I have some issues with several points:
1. A study of 124 kids is hardly enough to convince anyone that there is no definite connection. Imagine what the conventional physician would say if there was a study done on 124 kids showing that gluten sensitivity promotes the symptoms of autism. Right away, it would dismissed as too small to prove that. Well, this is too small to prove anything.
2. How was the study done? Determining malabsorption and inflammation. By what means? Those are vague assessments at best and I doubt they were doing the type of specialty lab testing that the integrative and functional physicians use for this. And who were they compared to, 'normal' kids. I am not sure the 'normal' American child has all that great of a gut either so maybe there are no major differences in their digestive systems. In my experience, the conventional tests will show positive when a high level of disease is present, not the type of subacute, moderate levels of disease I so often see.
3. Maybe it's constipation.

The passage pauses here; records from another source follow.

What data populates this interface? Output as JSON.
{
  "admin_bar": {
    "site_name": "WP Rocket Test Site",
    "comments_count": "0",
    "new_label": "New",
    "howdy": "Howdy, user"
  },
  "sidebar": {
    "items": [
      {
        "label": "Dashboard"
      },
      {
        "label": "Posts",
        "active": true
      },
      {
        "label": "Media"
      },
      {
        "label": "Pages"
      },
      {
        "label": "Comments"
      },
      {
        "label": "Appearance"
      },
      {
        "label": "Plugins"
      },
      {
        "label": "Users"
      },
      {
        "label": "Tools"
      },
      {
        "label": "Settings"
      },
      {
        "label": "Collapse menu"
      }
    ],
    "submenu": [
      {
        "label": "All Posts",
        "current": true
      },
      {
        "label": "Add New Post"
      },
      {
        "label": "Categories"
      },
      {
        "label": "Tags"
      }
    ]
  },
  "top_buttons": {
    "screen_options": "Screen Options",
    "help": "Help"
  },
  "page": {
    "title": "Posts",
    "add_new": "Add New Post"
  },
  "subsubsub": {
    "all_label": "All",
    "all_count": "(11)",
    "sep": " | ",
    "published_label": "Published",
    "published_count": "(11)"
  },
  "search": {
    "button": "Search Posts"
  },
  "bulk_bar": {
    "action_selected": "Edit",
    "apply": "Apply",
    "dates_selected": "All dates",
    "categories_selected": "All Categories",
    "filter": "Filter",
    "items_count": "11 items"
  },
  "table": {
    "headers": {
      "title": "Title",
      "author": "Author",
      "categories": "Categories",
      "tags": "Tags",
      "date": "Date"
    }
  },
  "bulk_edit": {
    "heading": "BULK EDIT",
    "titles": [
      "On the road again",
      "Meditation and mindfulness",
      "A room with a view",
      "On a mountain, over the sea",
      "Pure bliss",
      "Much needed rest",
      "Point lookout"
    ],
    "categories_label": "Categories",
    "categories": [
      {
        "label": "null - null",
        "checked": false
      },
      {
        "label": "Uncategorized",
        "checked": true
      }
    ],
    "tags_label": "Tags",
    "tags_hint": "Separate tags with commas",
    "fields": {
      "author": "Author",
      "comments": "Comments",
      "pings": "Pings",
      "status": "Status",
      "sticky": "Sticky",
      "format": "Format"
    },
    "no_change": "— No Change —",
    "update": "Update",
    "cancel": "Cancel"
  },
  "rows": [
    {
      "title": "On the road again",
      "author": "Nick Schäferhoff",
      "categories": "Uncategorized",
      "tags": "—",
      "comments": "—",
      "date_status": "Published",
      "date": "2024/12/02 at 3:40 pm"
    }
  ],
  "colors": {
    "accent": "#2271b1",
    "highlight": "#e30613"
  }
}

Yes, maybe it is, and Dr. Nancy why is that? Certainly the meds are an issue, but I am willing to bet that if you interview these kids, their constipation started long before the meds did. So how do we explain this? Digestive issues are at the heart of a lot of our societies illnesses and it appears with autism that these kids have a very difficult time with sensitivities to environmental stimuli. Allowing their digestive systems to be attacked by the common proteins in the American diet (gluten, casein), doesn't cause autism, but it certainly can have a major role in irritating their immune systems and piling on the metabolic issues already present.
I am disappointed in Dr. Snyderman reporting with such finality to the issue of a gut-autism connection based on a study of 124 kids. Yes, it may lend some insight and maybe malabsorption and inflammation have little to do with it. Maybe it's something more minor that standard testing is poor at picking up. To close the book on it, as her interview would suggest, leading Americans to manage their kids through medications alone may prove to be a dangerous direction.
Dr. Jeffrey Gladd graduated from Indiana University School of Medicine in 2001. He then went on to train in family medicine...View Full Bio »